Scotland politics

Teachers lose more days to mental illness

generic teacher Image copyright Thinkstock
Image caption There are currently about 50,000 teachers working in Scottish schools

The number of days teachers take off work due to mental health reasons in Scotland has increased over the past three years.

Statistics obtained by the Lib Dems showed teachers, headteachers, teaching support staff and nursery staff took a total of 158,639 days off in 2015/16.

This was compared to 150,000 in 2014/15 and almost 140,000 in 2013/14.

The Scottish government said it was working closely with unions and councils to address the issue.

And it said it was the first Holyrood administration to have a ministerial post dedicated to mental health.

The Scottish Liberal Democrats said the figures it had obtained under freedom of information laws highlighted the need to "reduce the burden on teachers", and to deliver mental health treatment when people need it.
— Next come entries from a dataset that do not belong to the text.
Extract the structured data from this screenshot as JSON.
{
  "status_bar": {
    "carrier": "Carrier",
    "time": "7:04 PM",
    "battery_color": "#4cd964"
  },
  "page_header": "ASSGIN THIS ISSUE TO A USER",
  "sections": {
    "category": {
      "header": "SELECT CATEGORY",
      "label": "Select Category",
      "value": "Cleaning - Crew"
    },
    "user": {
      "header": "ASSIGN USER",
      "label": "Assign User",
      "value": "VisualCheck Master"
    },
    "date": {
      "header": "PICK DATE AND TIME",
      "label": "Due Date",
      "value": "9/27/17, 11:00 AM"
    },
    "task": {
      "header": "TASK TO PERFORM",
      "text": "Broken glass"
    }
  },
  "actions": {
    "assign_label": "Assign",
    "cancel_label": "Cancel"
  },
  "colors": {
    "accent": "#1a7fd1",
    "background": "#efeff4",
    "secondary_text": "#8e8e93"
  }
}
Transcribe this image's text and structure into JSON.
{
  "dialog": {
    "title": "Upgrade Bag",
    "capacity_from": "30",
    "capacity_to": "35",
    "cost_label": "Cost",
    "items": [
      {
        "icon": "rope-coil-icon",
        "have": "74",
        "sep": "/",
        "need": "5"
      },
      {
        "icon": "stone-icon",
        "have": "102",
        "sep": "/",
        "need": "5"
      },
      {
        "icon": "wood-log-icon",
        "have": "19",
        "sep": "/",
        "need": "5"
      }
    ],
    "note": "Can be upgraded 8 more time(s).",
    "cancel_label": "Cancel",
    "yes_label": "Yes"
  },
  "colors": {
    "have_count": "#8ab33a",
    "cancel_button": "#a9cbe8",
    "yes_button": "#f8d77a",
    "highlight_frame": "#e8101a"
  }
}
Teaching unions in Scotland have complained about heavy workloads in recent years, particularly around changes to school curriculum and exam systems, with similar concerns also being raised elsewhere in the UK.

'Right support'

Scottish Lib Dem health spokesman Alex Cole-Hamilton said the fact that Scottish teachers had taken a total of 477,000 days off work due to mental health issues in the past three years suggested the profession was under "severe strain".

He added: "The fact that numbers are rising year-on-year shows they are clearly not receiving the right support.

"It raises serious questions about the Scottish government's education and mental health policies."

There are currently about 50,00 teachers and early learning staff working in Scottish schools.

A Scottish government spokeswoman said it recognised the crucial role that mental health plays, particularly in the work place, and was working to support teachers.

She added: "It's why we are the first Scottish government to have a ministerial post dedicated to mental health and why we are investing an additional £150m to boost support for areas which are absolute priorities for us, including improving access to services, and increasing support for early intervention and prevention, to support people to keep well.

"This will deliver the transformation in mental health services we want to achieve over the next 10 years."